Every year, an estimated 300,000 children are born globally with a severe form of sickle cell disease. This is a genetic disease that causes red blood cells to be a sickle shape, leading to episodes of pain and anaemia, along with the potential of stroke or kidney damage.
CRISPR genome editing has enormous potential as a means to treat genetic disorders, such as sickle cell disease. However, despite massive success in pre-clinical experiments, the impact of CRISPR in the clinic has been relatively limited.
One problem is a lack of options for large-scale delivery of CRISPR enzymes to patients.
Earlier this month, Aldevron and Synthego co-sponsored a GEN webinar exploring excitingnew research into how to deliver genome editing enzymes in vivo into patient cells.

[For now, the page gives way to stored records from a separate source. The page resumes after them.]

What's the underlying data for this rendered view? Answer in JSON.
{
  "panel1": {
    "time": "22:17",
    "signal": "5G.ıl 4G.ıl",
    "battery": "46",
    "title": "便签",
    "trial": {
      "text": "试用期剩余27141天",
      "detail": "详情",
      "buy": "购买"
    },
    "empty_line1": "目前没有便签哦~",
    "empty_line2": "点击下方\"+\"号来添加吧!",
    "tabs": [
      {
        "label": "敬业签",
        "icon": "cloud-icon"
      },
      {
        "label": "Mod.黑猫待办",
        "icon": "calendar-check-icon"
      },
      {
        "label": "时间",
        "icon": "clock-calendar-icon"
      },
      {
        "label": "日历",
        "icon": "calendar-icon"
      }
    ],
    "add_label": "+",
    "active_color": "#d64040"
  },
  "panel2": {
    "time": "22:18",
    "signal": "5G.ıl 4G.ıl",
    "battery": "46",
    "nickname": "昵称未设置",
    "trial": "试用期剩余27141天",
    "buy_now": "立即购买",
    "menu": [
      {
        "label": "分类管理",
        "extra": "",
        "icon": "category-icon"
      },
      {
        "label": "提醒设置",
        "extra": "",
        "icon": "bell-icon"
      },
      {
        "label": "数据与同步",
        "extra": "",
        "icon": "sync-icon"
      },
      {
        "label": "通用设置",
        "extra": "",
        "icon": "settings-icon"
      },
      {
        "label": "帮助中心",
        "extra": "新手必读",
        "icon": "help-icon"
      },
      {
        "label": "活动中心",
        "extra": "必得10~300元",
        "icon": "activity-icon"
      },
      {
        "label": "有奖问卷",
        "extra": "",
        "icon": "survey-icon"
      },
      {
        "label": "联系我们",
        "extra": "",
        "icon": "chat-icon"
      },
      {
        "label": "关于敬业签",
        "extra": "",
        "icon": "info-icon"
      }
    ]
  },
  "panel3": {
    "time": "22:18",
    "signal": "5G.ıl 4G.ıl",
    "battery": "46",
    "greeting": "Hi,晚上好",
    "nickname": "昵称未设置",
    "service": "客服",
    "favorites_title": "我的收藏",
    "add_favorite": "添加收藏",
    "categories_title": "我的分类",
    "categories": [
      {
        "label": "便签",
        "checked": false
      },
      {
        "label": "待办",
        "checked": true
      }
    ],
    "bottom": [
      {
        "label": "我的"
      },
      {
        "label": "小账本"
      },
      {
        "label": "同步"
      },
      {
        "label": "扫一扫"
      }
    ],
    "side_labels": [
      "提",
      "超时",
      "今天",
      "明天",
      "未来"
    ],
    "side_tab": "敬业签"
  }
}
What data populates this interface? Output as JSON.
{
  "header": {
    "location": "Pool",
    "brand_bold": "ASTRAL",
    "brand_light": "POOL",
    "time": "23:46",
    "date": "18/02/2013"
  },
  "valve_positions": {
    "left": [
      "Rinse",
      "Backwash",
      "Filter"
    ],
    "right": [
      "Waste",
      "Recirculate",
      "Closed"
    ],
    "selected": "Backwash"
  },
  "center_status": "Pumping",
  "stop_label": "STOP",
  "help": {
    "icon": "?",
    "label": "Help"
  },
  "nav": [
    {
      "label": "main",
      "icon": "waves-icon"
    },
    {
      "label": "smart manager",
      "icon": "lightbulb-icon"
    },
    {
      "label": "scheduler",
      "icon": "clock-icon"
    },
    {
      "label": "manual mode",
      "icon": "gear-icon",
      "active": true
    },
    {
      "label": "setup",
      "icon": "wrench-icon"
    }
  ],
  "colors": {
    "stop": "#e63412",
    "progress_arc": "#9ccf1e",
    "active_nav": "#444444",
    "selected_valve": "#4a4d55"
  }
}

The team at Aldevron is excited to virtually celebrate our recent expansion in Madison and share the great progress we’re making and opportunities ahead in the world of gene therapy.
A common question we receive from clients is how to evaluate a new manufacturer's quality system, and how to verify that it complies with global regulatory bodies' prescribed guidance, especially since the landscape surrounding regulatory guidance is constantly changing as the cell and gene therapy industry evolves.
Luckily, I was fortunate enough to sit down with Ken Bonnell, Aldevron’s Senior Vice President of Quality and Regulatory Affairs, to learn more about how to evaluate manufacturing partners, what to look for, and what is important. You can continue to read our conversation in this article or listen by checking out the video below!
This was a significant month for our industry, and for the world. Vaccine development has been around in some form for centuries, but this month revealed groundbreaking transformations in controlling a global pandemic.
The work you perform is essential, and returning to the lab during the COVID-19 era poses several challenges. When you work with a safety-first mindset during your workday and follow the lab and local government regulatory guidelines, you may continue to carry out your essential duties while posing little risk to yourself and those around you. Here are some tips on how to smoothly transition back to work in the lab.
Speed, control and comparable results: these are among the foremost needs of contract development and manufacturing organizations (CDMOs) and our clients when it comes to plasmid DNA that will be used to support cell and gene therapy at a research, clinical and commercial level. As an early adopter of rapid sterility testing, Aldevron delivers on all three.
Plasmid DNA purification has come a long way since Herbert Boyer and Stanley N. Cohen's experiments in the early 1970s. Molecular biology is now dominated by the various ways recombinant DNA and RNA can be manipulated, and purification techniques have evolved to meet this demand. In sharp contrast to the complicated, labor-intensive efforts that were needed in previous decades to extract even a small amount of DNA, there are now numerous easy-to-use DIY kits available that enable researchers to obtain the DNA they need.
Aldevron has taken the basic design of heating, ventilation, and air conditioning systems (HVAC) for biological manufacturing clean rooms a step beyond the industry standard. The result is a super-clean system in our primary facility that allows us to produce the highest quality plasmid DNA, proteins and enzymes. In fact, from a cleanliness standpoint the Aldevron HVAC system is the cleanest I’ve worked on in my 20 years in the industry.